= What you have to do =
From the first entry to the last, copy everything exactly except the pictures.

**********

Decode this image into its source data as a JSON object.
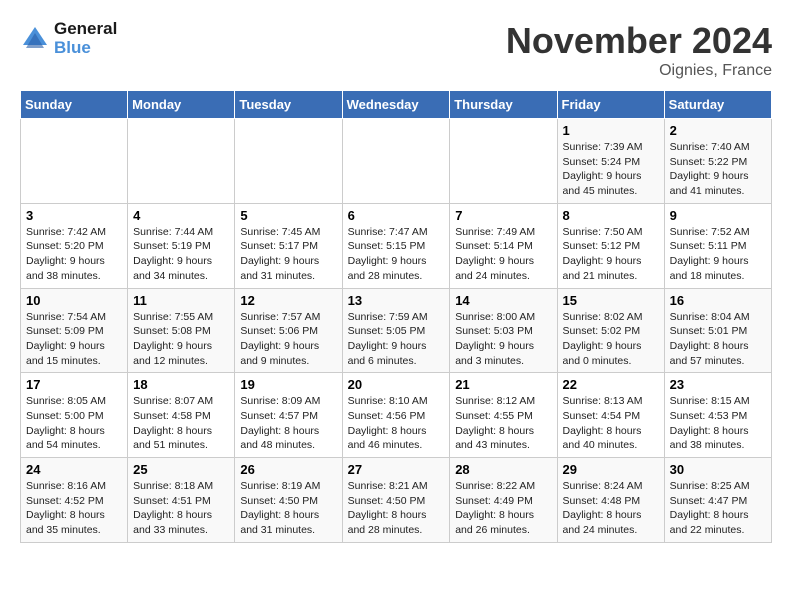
{
  "logo": {
    "line1": "General",
    "line2": "Blue"
  },
  "title": "November 2024",
  "location": "Oignies, France",
  "days_of_week": [
    "Sunday",
    "Monday",
    "Tuesday",
    "Wednesday",
    "Thursday",
    "Friday",
    "Saturday"
  ],
  "weeks": [
    [
      {
        "day": "",
        "info": ""
      },
      {
        "day": "",
        "info": ""
      },
      {
        "day": "",
        "info": ""
      },
      {
        "day": "",
        "info": ""
      },
      {
        "day": "",
        "info": ""
      },
      {
        "day": "1",
        "info": "Sunrise: 7:39 AM\nSunset: 5:24 PM\nDaylight: 9 hours and 45 minutes."
      },
      {
        "day": "2",
        "info": "Sunrise: 7:40 AM\nSunset: 5:22 PM\nDaylight: 9 hours and 41 minutes."
      }
    ],
    [
      {
        "day": "3",
        "info": "Sunrise: 7:42 AM\nSunset: 5:20 PM\nDaylight: 9 hours and 38 minutes."
      },
      {
        "day": "4",
        "info": "Sunrise: 7:44 AM\nSunset: 5:19 PM\nDaylight: 9 hours and 34 minutes."
      },
      {
        "day": "5",
        "info": "Sunrise: 7:45 AM\nSunset: 5:17 PM\nDaylight: 9 hours and 31 minutes."
      },
      {
        "day": "6",
        "info": "Sunrise: 7:47 AM\nSunset: 5:15 PM\nDaylight: 9 hours and 28 minutes."
      },
      {
        "day": "7",
        "info": "Sunrise: 7:49 AM\nSunset: 5:14 PM\nDaylight: 9 hours and 24 minutes."
      },
      {
        "day": "8",
        "info": "Sunrise: 7:50 AM\nSunset: 5:12 PM\nDaylight: 9 hours and 21 minutes."
      },
      {
        "day": "9",
        "info": "Sunrise: 7:52 AM\nSunset: 5:11 PM\nDaylight: 9 hours and 18 minutes."
      }
    ],
    [
      {
        "day": "10",
        "info": "Sunrise: 7:54 AM\nSunset: 5:09 PM\nDaylight: 9 hours and 15 minutes."
      },
      {
        "day": "11",
        "info": "Sunrise: 7:55 AM\nSunset: 5:08 PM\nDaylight: 9 hours and 12 minutes."
      },
      {
        "day": "12",
        "info": "Sunrise: 7:57 AM\nSunset: 5:06 PM\nDaylight: 9 hours and 9 minutes."
      },
      {
        "day": "13",
        "info": "Sunrise: 7:59 AM\nSunset: 5:05 PM\nDaylight: 9 hours and 6 minutes."
      },
      {
        "day": "14",
        "info": "Sunrise: 8:00 AM\nSunset: 5:03 PM\nDaylight: 9 hours and 3 minutes."
      },
      {
        "day": "15",
        "info": "Sunrise: 8:02 AM\nSunset: 5:02 PM\nDaylight: 9 hours and 0 minutes."
      },
      {
        "day": "16",
        "info": "Sunrise: 8:04 AM\nSunset: 5:01 PM\nDaylight: 8 hours and 57 minutes."
      }
    ],
    [
      {
        "day": "17",
        "info": "Sunrise: 8:05 AM\nSunset: 5:00 PM\nDaylight: 8 hours and 54 minutes."
      },
      {
        "day": "18",
        "info": "Sunrise: 8:07 AM\nSunset: 4:58 PM\nDaylight: 8 hours and 51 minutes."
      },
      {
        "day": "19",
        "info": "Sunrise: 8:09 AM\nSunset: 4:57 PM\nDaylight: 8 hours and 48 minutes."
      },
      {
        "day": "20",
        "info": "Sunrise: 8:10 AM\nSunset: 4:56 PM\nDaylight: 8 hours and 46 minutes."
      },
      {
        "day": "21",
        "info": "Sunrise: 8:12 AM\nSunset: 4:55 PM\nDaylight: 8 hours and 43 minutes."
      },
      {
        "day": "22",
        "info": "Sunrise: 8:13 AM\nSunset: 4:54 PM\nDaylight: 8 hours and 40 minutes."
      },
      {
        "day": "23",
        "info": "Sunrise: 8:15 AM\nSunset: 4:53 PM\nDaylight: 8 hours and 38 minutes."
      }
    ],
    [
      {
        "day": "24",
        "info": "Sunrise: 8:16 AM\nSunset: 4:52 PM\nDaylight: 8 hours and 35 minutes."
      },
      {
        "day": "25",
        "info": "Sunrise: 8:18 AM\nSunset: 4:51 PM\nDaylight: 8 hours and 33 minutes."
      },
      {
        "day": "26",
        "info": "Sunrise: 8:19 AM\nSunset: 4:50 PM\nDaylight: 8 hours and 31 minutes."
      },
      {
        "day": "27",
        "info": "Sunrise: 8:21 AM\nSunset: 4:50 PM\nDaylight: 8 hours and 28 minutes."
      },
      {
        "day": "28",
        "info": "Sunrise: 8:22 AM\nSunset: 4:49 PM\nDaylight: 8 hours and 26 minutes."
      },
      {
        "day": "29",
        "info": "Sunrise: 8:24 AM\nSunset: 4:48 PM\nDaylight: 8 hours and 24 minutes."
      },
      {
        "day": "30",
        "info": "Sunrise: 8:25 AM\nSunset: 4:47 PM\nDaylight: 8 hours and 22 minutes."
      }
    ]
  ]
}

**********

= Solved problem =
Decode this image into its source data as a JSON object.
{
  "logo": {
    "line1": "General",
    "line2": "Blue"
  },
  "title": "November 2024",
  "location": "Oignies, France",
  "days_of_week": [
    "Sunday",
    "Monday",
    "Tuesday",
    "Wednesday",
    "Thursday",
    "Friday",
    "Saturday"
  ],
  "weeks": [
    [
      {
        "day": "",
        "info": ""
      },
      {
        "day": "",
        "info": ""
      },
      {
        "day": "",
        "info": ""
      },
      {
        "day": "",
        "info": ""
      },
      {
        "day": "",
        "info": ""
      },
      {
        "day": "1",
        "info": "Sunrise: 7:39 AM\nSunset: 5:24 PM\nDaylight: 9 hours and 45 minutes."
      },
      {
        "day": "2",
        "info": "Sunrise: 7:40 AM\nSunset: 5:22 PM\nDaylight: 9 hours and 41 minutes."
      }
    ],
    [
      {
        "day": "3",
        "info": "Sunrise: 7:42 AM\nSunset: 5:20 PM\nDaylight: 9 hours and 38 minutes."
      },
      {
        "day": "4",
        "info": "Sunrise: 7:44 AM\nSunset: 5:19 PM\nDaylight: 9 hours and 34 minutes."
      },
      {
        "day": "5",
        "info": "Sunrise: 7:45 AM\nSunset: 5:17 PM\nDaylight: 9 hours and 31 minutes."
      },
      {
        "day": "6",
        "info": "Sunrise: 7:47 AM\nSunset: 5:15 PM\nDaylight: 9 hours and 28 minutes."
      },
      {
        "day": "7",
        "info": "Sunrise: 7:49 AM\nSunset: 5:14 PM\nDaylight: 9 hours and 24 minutes."
      },
      {
        "day": "8",
        "info": "Sunrise: 7:50 AM\nSunset: 5:12 PM\nDaylight: 9 hours and 21 minutes."
      },
      {
        "day": "9",
        "info": "Sunrise: 7:52 AM\nSunset: 5:11 PM\nDaylight: 9 hours and 18 minutes."
      }
    ],
    [
      {
        "day": "10",
        "info": "Sunrise: 7:54 AM\nSunset: 5:09 PM\nDaylight: 9 hours and 15 minutes."
      },
      {
        "day": "11",
        "info": "Sunrise: 7:55 AM\nSunset: 5:08 PM\nDaylight: 9 hours and 12 minutes."
      },
      {
        "day": "12",
        "info": "Sunrise: 7:57 AM\nSunset: 5:06 PM\nDaylight: 9 hours and 9 minutes."
      },
      {
        "day": "13",
        "info": "Sunrise: 7:59 AM\nSunset: 5:05 PM\nDaylight: 9 hours and 6 minutes."
      },
      {
        "day": "14",
        "info": "Sunrise: 8:00 AM\nSunset: 5:03 PM\nDaylight: 9 hours and 3 minutes."
      },
      {
        "day": "15",
        "info": "Sunrise: 8:02 AM\nSunset: 5:02 PM\nDaylight: 9 hours and 0 minutes."
      },
      {
        "day": "16",
        "info": "Sunrise: 8:04 AM\nSunset: 5:01 PM\nDaylight: 8 hours and 57 minutes."
      }
    ],
    [
      {
        "day": "17",
        "info": "Sunrise: 8:05 AM\nSunset: 5:00 PM\nDaylight: 8 hours and 54 minutes."
      },
      {
        "day": "18",
        "info": "Sunrise: 8:07 AM\nSunset: 4:58 PM\nDaylight: 8 hours and 51 minutes."
      },
      {
        "day": "19",
        "info": "Sunrise: 8:09 AM\nSunset: 4:57 PM\nDaylight: 8 hours and 48 minutes."
      },
      {
        "day": "20",
        "info": "Sunrise: 8:10 AM\nSunset: 4:56 PM\nDaylight: 8 hours and 46 minutes."
      },
      {
        "day": "21",
        "info": "Sunrise: 8:12 AM\nSunset: 4:55 PM\nDaylight: 8 hours and 43 minutes."
      },
      {
        "day": "22",
        "info": "Sunrise: 8:13 AM\nSunset: 4:54 PM\nDaylight: 8 hours and 40 minutes."
      },
      {
        "day": "23",
        "info": "Sunrise: 8:15 AM\nSunset: 4:53 PM\nDaylight: 8 hours and 38 minutes."
      }
    ],
    [
      {
        "day": "24",
        "info": "Sunrise: 8:16 AM\nSunset: 4:52 PM\nDaylight: 8 hours and 35 minutes."
      },
      {
        "day": "25",
        "info": "Sunrise: 8:18 AM\nSunset: 4:51 PM\nDaylight: 8 hours and 33 minutes."
      },
      {
        "day": "26",
        "info": "Sunrise: 8:19 AM\nSunset: 4:50 PM\nDaylight: 8 hours and 31 minutes."
      },
      {
        "day": "27",
        "info": "Sunrise: 8:21 AM\nSunset: 4:50 PM\nDaylight: 8 hours and 28 minutes."
      },
      {
        "day": "28",
        "info": "Sunrise: 8:22 AM\nSunset: 4:49 PM\nDaylight: 8 hours and 26 minutes."
      },
      {
        "day": "29",
        "info": "Sunrise: 8:24 AM\nSunset: 4:48 PM\nDaylight: 8 hours and 24 minutes."
      },
      {
        "day": "30",
        "info": "Sunrise: 8:25 AM\nSunset: 4:47 PM\nDaylight: 8 hours and 22 minutes."
      }
    ]
  ]
}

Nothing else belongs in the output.